(EXTRACTED MATERIAL Opens)
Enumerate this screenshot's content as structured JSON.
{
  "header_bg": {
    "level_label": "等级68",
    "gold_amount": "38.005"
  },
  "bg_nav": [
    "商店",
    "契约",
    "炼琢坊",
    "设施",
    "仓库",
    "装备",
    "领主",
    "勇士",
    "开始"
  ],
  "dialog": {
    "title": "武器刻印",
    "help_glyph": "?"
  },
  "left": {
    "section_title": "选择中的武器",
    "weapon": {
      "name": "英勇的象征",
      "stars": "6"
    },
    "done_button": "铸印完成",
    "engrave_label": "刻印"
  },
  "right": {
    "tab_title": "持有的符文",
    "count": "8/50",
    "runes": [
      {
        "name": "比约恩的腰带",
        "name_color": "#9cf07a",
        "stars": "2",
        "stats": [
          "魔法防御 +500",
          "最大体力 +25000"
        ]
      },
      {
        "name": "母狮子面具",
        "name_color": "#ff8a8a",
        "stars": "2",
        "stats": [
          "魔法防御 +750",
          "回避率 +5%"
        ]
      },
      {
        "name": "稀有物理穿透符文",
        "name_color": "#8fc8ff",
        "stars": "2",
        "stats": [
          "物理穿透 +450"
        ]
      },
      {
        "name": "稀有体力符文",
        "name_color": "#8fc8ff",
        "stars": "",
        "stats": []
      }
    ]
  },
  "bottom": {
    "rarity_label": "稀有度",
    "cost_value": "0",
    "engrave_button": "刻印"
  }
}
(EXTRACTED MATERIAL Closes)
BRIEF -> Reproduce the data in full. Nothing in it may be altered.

SOLUTION TO THIS PROBLEM ->
Enumerate this screenshot's content as structured JSON.
{
  "header_bg": {
    "level_label": "等级68",
    "gold_amount": "38.005"
  },
  "bg_nav": [
    "商店",
    "契约",
    "炼琢坊",
    "设施",
    "仓库",
    "装备",
    "领主",
    "勇士",
    "开始"
  ],
  "dialog": {
    "title": "武器刻印",
    "help_glyph": "?"
  },
  "left": {
    "section_title": "选择中的武器",
    "weapon": {
      "name": "英勇的象征",
      "stars": "6"
    },
    "done_button": "铸印完成",
    "engrave_label": "刻印"
  },
  "right": {
    "tab_title": "持有的符文",
    "count": "8/50",
    "runes": [
      {
        "name": "比约恩的腰带",
        "name_color": "#9cf07a",
        "stars": "2",
        "stats": [
          "魔法防御 +500",
          "最大体力 +25000"
        ]
      },
      {
        "name": "母狮子面具",
        "name_color": "#ff8a8a",
        "stars": "2",
        "stats": [
          "魔法防御 +750",
          "回避率 +5%"
        ]
      },
      {
        "name": "稀有物理穿透符文",
        "name_color": "#8fc8ff",
        "stars": "2",
        "stats": [
          "物理穿透 +450"
        ]
      },
      {
        "name": "稀有体力符文",
        "name_color": "#8fc8ff",
        "stars": "",
        "stats": []
      }
    ]
  },
  "bottom": {
    "rarity_label": "稀有度",
    "cost_value": "0",
    "engrave_button": "刻印"
  }
}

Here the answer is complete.